Rep. Ileana Ros-Lehtinen, R-Miami, used the occasion to question White House priorities, saying it should instead be seeking justice for the four men on the 20th anniversary of their deaths.

“These are the same waters that have witnessed record numbers of Cubans risking their lives to reach freedom because of the oppression they are facing under the Castro regime – a regime that has found an ally in President Obama,” Ros-Lehtinen said.

Federal officials emphasized that the legal restrictions in the proclamation still outlaw unauthorized travel into Cuban waters. But gone is tough language about a “ready and reckless” Cuba willing to use deadly force against U.S. citizens. Instead, the proclamation acknowledges that U.S. policies failed to promote positive change in Cuba.

“Longstanding U.S. policy toward Cuba had, at times, tended to isolate the Untied States,” Obama wrote in the order.

The tempered decree is just the latest move by the Obama administration to improve ties with the communist nation since Dec. 17, 2014, when Obama and Cuban leader Raúl Castro announced that they would take steps to normalize relations.

In the past year, the United States has removed Cuba from its list of state sponsors of terrorism, reestablished diplomatic relations and opened an embassy in Havana. Last week, Obama announced he will be the first American president to visit Cuba in nearly 90 years as the two sides attempt to end decades of Cold War hostility.

As that visit was announced, administration officials told business leaders at a forum in Washington that the embargo against trade with Cuba would likely not be lifted by the end of his term, but that the administration would continue to break down what trade barriers it could so that it would be more difficult for any future administration to reverse the changes.

The administration has already taken several steps to encourage trade, including allowing American companies to sell to Cuba on credit, relaxing travel restrictions, eliminating limits on remittances and restoring direct mail.

That’s a far cry from the atmosphere 20 years ago when a Cuban Air Force fighter jet opened fire on two unarmed Brothers to the Rescue planes that were returning to Florida after flying over Cuba. Armando Alejandre Jr., Carlos Costa, Mario M. de la Peña and Pablo Morales were volunteers for the Miami-based nonprofit, which helped search for rafters in the Florida Straits. The group also dropped pro-democracy leaflets over Cuba.

The shoot-down exacerbated already tense U.S.-Cuba relations and prompted President Bill Clinton to sign the Helms-Burton Act, which ramped up economic sanctions against Cuba and placed into law the longtime trade embargo.

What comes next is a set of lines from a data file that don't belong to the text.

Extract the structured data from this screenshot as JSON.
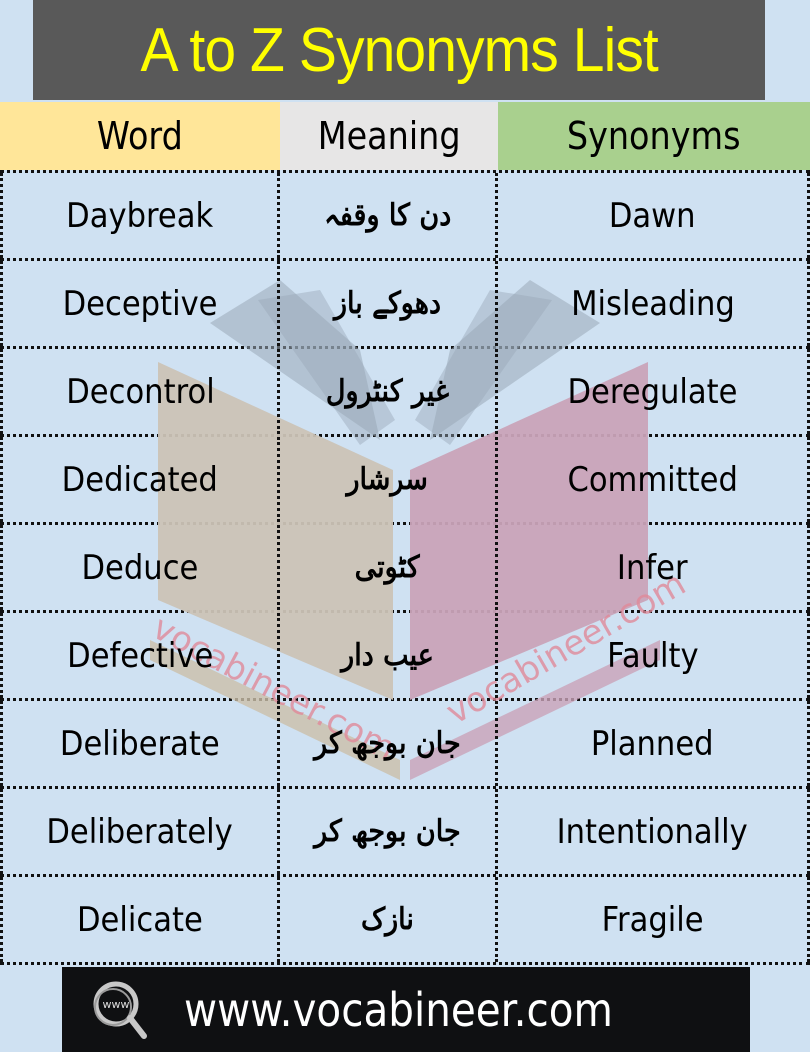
{
  "title": "A to Z Synonyms List",
  "headers": {
    "word": "Word",
    "meaning": "Meaning",
    "synonyms": "Synonyms"
  },
  "colors": {
    "title_bg": "#595959",
    "title_text": "#ffff00",
    "word_header": "#ffe699",
    "meaning_header": "#e7e6e6",
    "synonyms_header": "#a9d08e",
    "table_bg": "#cfe1f2",
    "footer_bg": "#0f1012"
  },
  "rows": [
    {
      "word": "Daybreak",
      "meaning": "دن کا وقفہ",
      "synonym": "Dawn"
    },
    {
      "word": "Deceptive",
      "meaning": "دھوکے باز",
      "synonym": "Misleading"
    },
    {
      "word": "Decontrol",
      "meaning": "غیر کنٹرول",
      "synonym": "Deregulate"
    },
    {
      "word": "Dedicated",
      "meaning": "سرشار",
      "synonym": "Committed"
    },
    {
      "word": "Deduce",
      "meaning": "کٹوتی",
      "synonym": "Infer"
    },
    {
      "word": "Defective",
      "meaning": "عیب دار",
      "synonym": "Faulty"
    },
    {
      "word": "Deliberate",
      "meaning": "جان بوجھ کر",
      "synonym": "Planned"
    },
    {
      "word": "Deliberately",
      "meaning": "جان بوجھ کر",
      "synonym": "Intentionally"
    },
    {
      "word": "Delicate",
      "meaning": "نازک",
      "synonym": "Fragile"
    }
  ],
  "watermark": {
    "text_left": "vocabineer.com",
    "text_right": "vocabineer.com",
    "icon": "open-book-logo"
  },
  "footer": {
    "icon": "www-search-icon",
    "icon_text": "www",
    "url": "www.vocabineer.com"
  }
}
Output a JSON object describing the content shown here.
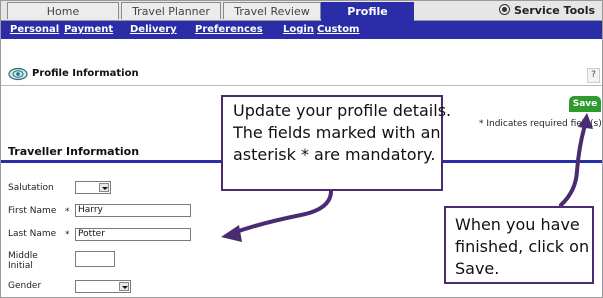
{
  "tabs": {
    "home": "Home",
    "travel_planner": "Travel Planner",
    "travel_review": "Travel Review",
    "profile": "Profile"
  },
  "service_tools": "Service Tools",
  "subnav": {
    "personal": "Personal",
    "payment": "Payment",
    "delivery": "Delivery",
    "preferences": "Preferences",
    "login": "Login",
    "custom": "Custom"
  },
  "section": {
    "profile_title": "Profile Information",
    "help": "?",
    "save": "Save",
    "required_note": "* Indicates required field(s)",
    "traveller_title": "Traveller Information"
  },
  "form": {
    "salutation_label": "Salutation",
    "first_name_label": "First Name",
    "first_name_value": "Harry",
    "last_name_label": "Last Name",
    "last_name_value": "Potter",
    "middle_initial_label_line1": "Middle",
    "middle_initial_label_line2": "Initial",
    "gender_label": "Gender",
    "required_mark": "*"
  },
  "callouts": {
    "update": {
      "line1": "Update your profile details.",
      "line2": "The fields marked with an",
      "line3": "asterisk * are mandatory."
    },
    "save": {
      "line1": "When you have",
      "line2": "finished, click on",
      "line3": "Save."
    }
  },
  "colors": {
    "nav_blue": "#2a2ca8",
    "save_green": "#2e9b2e",
    "callout_purple": "#4a2a70"
  }
}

Clinton issued the emergency order in March 1996 to prevent Cuban-American protesters from provoking an international incident after the downing. In 2004, President George W. Bush toughened the order to stop recreational boaters from sailing to Cuba and spending money in violation of the U.S. embargo.

Obama signed the same proclamation for years, including last year, after reaching an agreement with Cuba to normalize relations. But federal officials this year recognized a need to change the language, which previously warned that Cuba “had not refrained from the use of excessive force” against U.S. boats engaged in memorial activities or peaceful protest north of Cuba.

Despite the softer language, the Obama administration kept the restrictions on U.S. boats entering Cuban waters out of concern that Cuban-Americans might flock to Cuban ports to ferry out Cubans wanting to leave.

“I would submit that it reflects the importance of ensuring the normalization process is not disrupted due to illicit maritime migration,” said a Coast Guard official who was familiar with the new proclamation but who was not allowed to discuss it publicly. “That is an ongoing concern for us, that illegal migration might upset that normalization process.”

“The United States has committed to work with the Government of Cuba on matters of mutual concern that advance U.S. national interests, such as migration, human rights, counter-narcotics, environmental protection, and trafficking in persons,” Obama writes in the new decree.